  6. 3 Young immigrants’ low participation in the German vocational training system: how local actors in Munich and Frankfurt/Main try to make a difference
    (pp. 85-108)
    Can M. Aybek

    The vast majority of migration to Western Europe since the 1950s has been to cities (Messina 2007: 27; Van der Gaag, Van Wissen, Salt, Lynus & Clark 2001: 5-16). Manufacturing sector companies were located in these cities and provided the newcomers with a workplace, an income and a perspective on the future. However, the post-industrial urban centres at present are characterised, by a general decline of their blue-collar workforce and a small job market for low-skilled workers. In combination with cutbacks in social budgets in most European countries, these developments initiated stratification processes within the urban communities that created a new...

  7. 4 Local policies concerning unemployment among immigrant youth in Amsterdam and in Berlin: towards strategic replacement and pragmatic accommodation
    (pp. 109-134)
    Floris Vermeulen and Rosanne Stotijn

    This chapter focuses on the manner in which Amsterdam and Berlin policymakers and policy practitioners deal with youth unemployment among immigrant groups. Unemployment among immigrant youth is an important policy topic in both cities (as it is in most other European cities), and the issue is closely linked to debates about local integration policies.
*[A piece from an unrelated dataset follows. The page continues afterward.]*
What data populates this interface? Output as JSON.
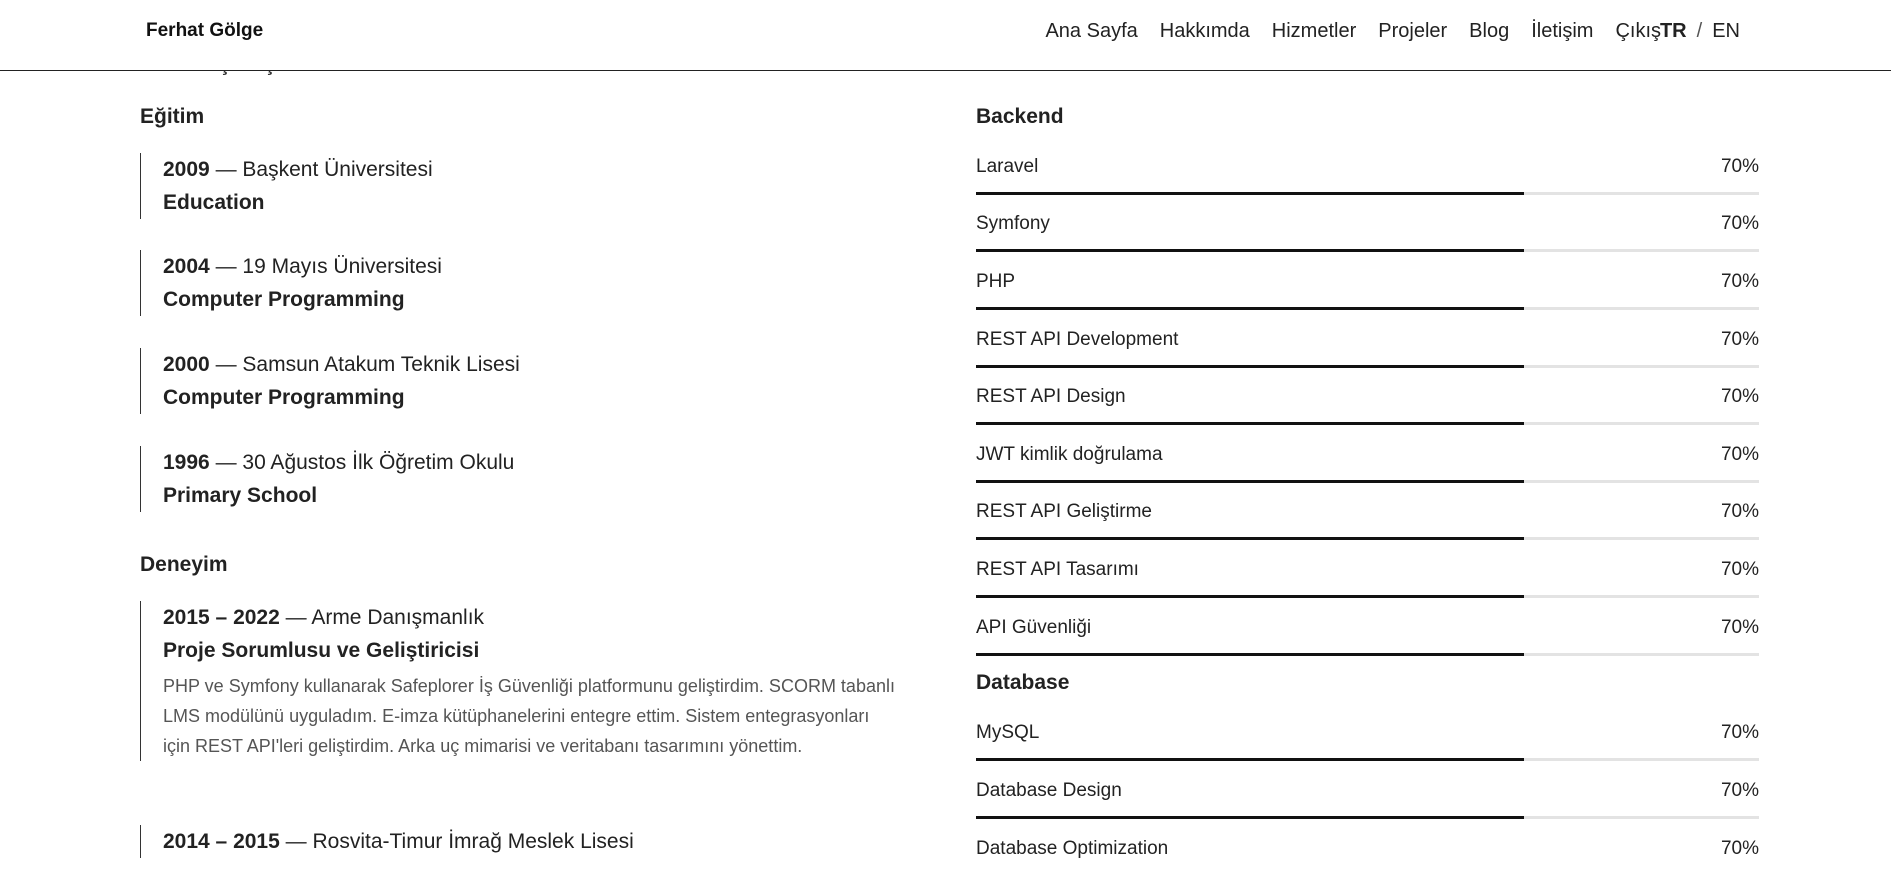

We will argue that local policymakers dealing with immigrant youth unemployment are often confronted with what Frank de Zwart (2005) calls ‘the dilemma of recognition’. This dilemma refers to whether local governments should pursue general or targeted policies to combat group inequality. On the one hand,...

  8. 5 Managing religious pluralism in Canadian cities: mosques in Montreal and Laval
    (pp. 135-160)
    Aude-Claire Fourot

    The duty to accommodate, which has had legal force since 1985 following a decision of the Supreme Court,² plays a key role in the area of religious pluralism in Quebec and Canada. It

    requires governmental bodies and private persons or companies to change their rules and policies in order to accommodate the needs of those whose right to equality has been infringed, unless the needed accommodation would impose undue hardship. (Woehrling 1998: 325)

    The duty affects Quebec municipal institutions and confronts them with issues in sharp contrast to the role traditionally assigned to the municipal government, namely, ‘dealing with such...

  9. Conclusion: making sense of local migration policy arenas
    (pp. 161-196)
    Tiziana Caponio

    As pointed out in a recent literature review on the multilevel governance of migration carried out in the context of IMISCOE Cluster C9’s research on immigrant and immigration policymaking can be considered as still in its infancy (Zincone & Caponio 2006). This is even more the case when the local level is considered: not only is research on local immigrant and immigration policy very recent, but the policymaking dimension is only rarely addressed (see also the introduction chapter in this volume). Given the lack of systematic empirical accounts, theorising also appears to be still poorly developed.

    Such an important gap in...

  10. List of contributors
    (pp. 197-198)
  11. Back Matter
    (pp. 199-203)